Two years ago, we chronicled what seemed like a bizarre story of Ryerson student Chris Avenir, who was threatened with expulsion for daring to setup an online study group for his chemistry class on Facebook. The university accused him of cheating, when he noted that this was really no different than if a bunch of the students all got together to study. The whole thing seemed pretty ridiculous. Eventually, the school decided not to expel him, but still punished him by giving him a zero on one assignment and putting a "disciplinary note" in his file. This still seemed ridiculous. How dare he get students together to study the material! In fact, many schools now encourage those kinds of online study groups.
A statement of claim filed on Mr. Avenir's behalf says that students enrolled at Ryerson have been denied the right to have a lawyer present at disciplinary hearings. According to the document, the university violated its policy requiring that all hearings comply with the Statutory Powers Procedure Act, which guarantees a right to legal counsel. The policy states that all its Senate hearings must "be conducted in a manner consistent with" the act.

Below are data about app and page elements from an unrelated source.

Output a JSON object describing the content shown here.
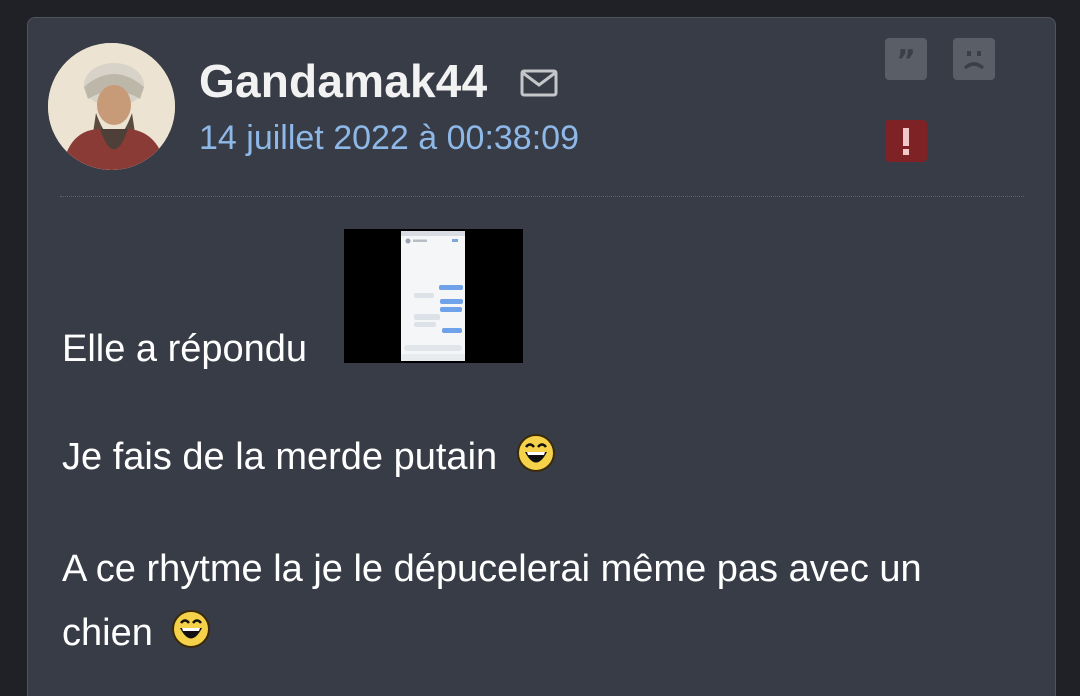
{
  "post": {
    "author": "Gandamak44",
    "date": "14 juillet 2022 à 00:38:09",
    "icons": {
      "mail": "mail-icon",
      "quote": "quote-icon",
      "sad": "sad-face-icon",
      "report": "alert-icon",
      "smiley": "laughing-smiley-icon"
    },
    "colors": {
      "background": "#383c46",
      "date": "#8eb8e8",
      "report": "#7e2225",
      "buttons": "#5a5e67"
    },
    "message": {
      "line1": "Elle a répondu",
      "line2": "Je fais de la merde putain",
      "line3": "A ce rhytme la je le dépucelerai même pas avec un chien"
    }
  }
}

This is just taking it too far. Yes, the disciplinary action was crazy, but a $10 million class action lawsuit? That seems like a response purely out of spite.

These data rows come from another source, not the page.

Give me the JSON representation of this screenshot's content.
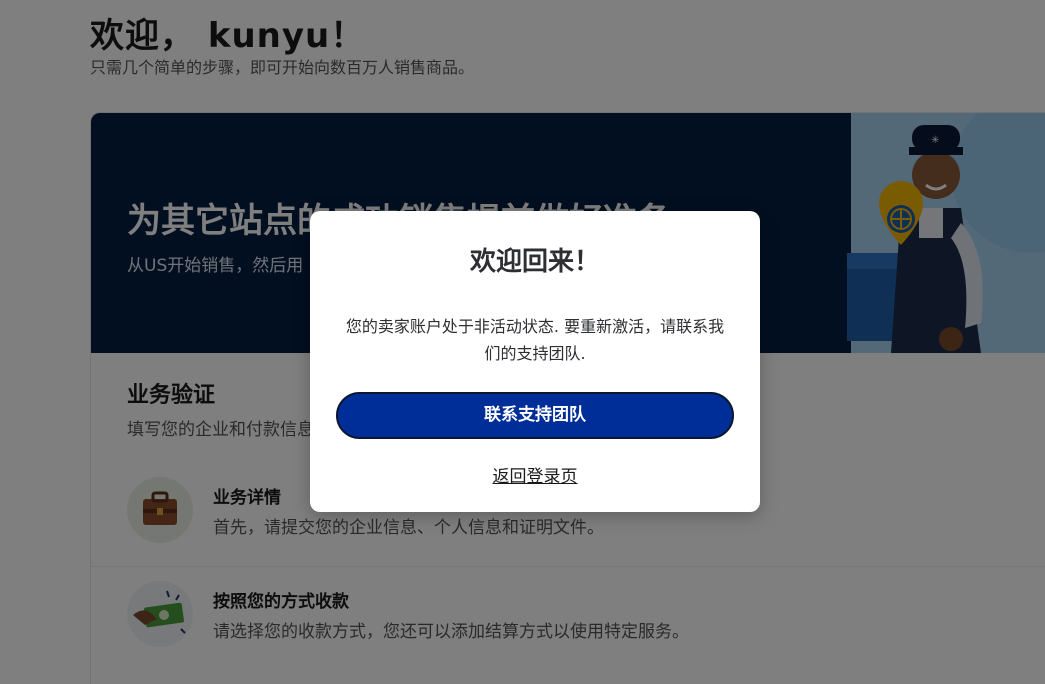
{
  "header": {
    "greeting": "欢迎， kunyu！",
    "subtitle": "只需几个简单的步骤，即可开始向数百万人销售商品。"
  },
  "banner": {
    "title": "为其它站点的成功销售提前做好准备",
    "subtitle": "从US开始销售，然后用"
  },
  "verification": {
    "title": "业务验证",
    "subtitle": "填写您的企业和付款信息"
  },
  "tasks": [
    {
      "icon": "briefcase-icon",
      "title": "业务详情",
      "description": "首先，请提交您的企业信息、个人信息和证明文件。"
    },
    {
      "icon": "cash-payment-icon",
      "title": "按照您的方式收款",
      "description": "请选择您的收款方式，您还可以添加结算方式以使用特定服务。"
    }
  ],
  "modal": {
    "title": "欢迎回来！",
    "message": "您的卖家账户处于非活动状态. 要重新激活，请联系我们的支持团队.",
    "primary_button": "联系支持团队",
    "back_link": "返回登录页"
  },
  "colors": {
    "banner_bg": "#041f41",
    "primary_button_bg": "#002e99",
    "overlay": "rgba(0,0,0,0.5)"
  }
}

Christopher Best: Now what did I miss on DoJ and Department of Edu? Don't see what article (if any) you guys are referring to... silverscarcat: Well, since you guys can't seem to find it... http://legalinsurrection.com/2013/05/the-fire-the-government-has-mandated-speech-codes-on-all-campuses/ Mike Masnick: we have an article upcoming about that, which ssc appears to be undermining by revealing to all of you. ;) Rikuo: DEATH TO THE HERETIC /sarcmarc Christopher Best: Wow, just when I thought there was no way to make college campuses more intolerant... silverscarcat: Well, Mike, I'm glad that you had it in the upcoming posts, I called my senators and rep today about it right after I read it. Jay: Wow... Some Guy created a new form of acronym for the DMCA. Automated Rights Trampling System. I think I'll use ARTS from now on. silverscarcat: Well, this is so true. Someone needs to tell their Senators that they're fulfilling what Bin Laden said in 2001. "I tell you, freedom and human rights in America are doomed. The U.S. government will lead the American people in â€” and the West in general â€” into an unbearable hell and a choking life." - Osama Bin Laden, in sole post 9/11 interview dennis deems: http://arstechnica.com/security/2013/05/reporters-use-google-find-breach-get-branded-as-hackers/ Jay: @Dennis It seems that hacker has become the new witch hunt... silverscarcat: BURN THE WITCH! Man, AJ has lost his marbles. Imagine if the law was not only working against DRM but paywalls... bob and AJ would be foaming at the mouth. Rikuo: paywalls? I wonder - since the new Xbox requires anyone getting a used game to pay for access to it (a paywall) what will bob say about it? silverscarcat: I won't be getting one, I know that much. A lot of gamers aren't either. As long as Sony doesn't do the same thing, they'll be the clear favorites for this generation along with the Wii-U Jay: By the Gods is the Xbox One a horrendous DRM machine...